Daily Management Review

G7 Group Of Nations Has Decided To Establish A Fixed Price For Russian Oil: Reports


The Group of Seven wealthy nations and Australia have decided against adopting a floating rate when they finalize a price cap on Russian oil later this month, sources said on Thursday.
In order to prevent the EU and U.S. sanctions intended to restrict Moscow's ability to finance its invasion of Ukraine from squeezing the global oil market from taking effect on Dec. 5, U.S. officials and G7 countries have been engaged in intense negotiations in recent weeks.
“The Coalition has agreed the price cap will be a fixed price that will be reviewed regularly rather than a discount to an index," said a coalition source, who was not authorized to speak publicly. "This will increase market stability and simplify compliance to minimize the burden on market participants.”
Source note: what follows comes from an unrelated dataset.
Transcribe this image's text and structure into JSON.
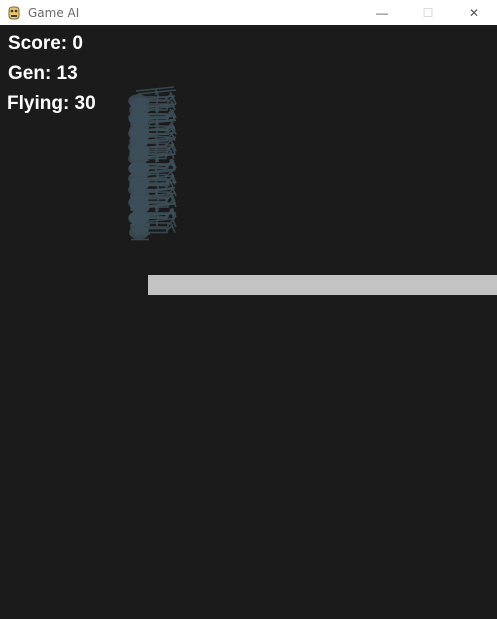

Although the initial price hasn't been decided upon, multiple sources indicated that it will be in the upcoming weeks. Without going into further detail, the source said that the coalition partners had agreed to review the fixed price on a regular basis and make adjustments as necessary.
According to the source, there would have been too much volatility and potential price swings if the price had been set as a discount to some index.
According to a second source with knowledge of the discussions, the coalition was concerned that a floating price set below the Brent international benchmark might allow Russian President Vladimir Putin to manipulate the system by reducing supply.
Putin might benefit from a floating price system because, if Brent rose as a result of a reduction in oil from Russia, one of the world's largest producers, the price for oil in his nation would also rise. The coalition and bureaucracy will need to meet more frequently to review the agreed fixed price system, according to the source.
The price cap, which will take effect on December 5 for crude and February 5 for oil products, is intended to limit funding to Russia without reducing supply to consumers, according to U.S. Treasury Secretary Janet Yellen and other G7 officials. Russia has declared that it will stop supplying oil to nations that impose price caps.
The G7 plan, which is set to go into effect in a month, is eagerly anticipated by the shipping industry.
A consistent price cap might make it easier for insurers to renew contracts and start new ones because they wouldn't have to worry about the price being changed by the nations that import Russian oil, which might have put them at risk of sanctions.
Treasury and the embassies of coalition members, which include the G7 wealthy nations, the European Union, and Australia, were unavailable for comment right away.
Separately, The Wall Street Journal reported on Friday that the US and its allies had reached an agreement on additional specifics regarding which sales of Russian oil will be subject to the price cap.
The nations agreed that the price cap would only apply to each load of Russian oil traveling by sea when it is first sold to a customer on land. The report, which cited people with knowledge of the situation, was not immediately corroborated by Reuters.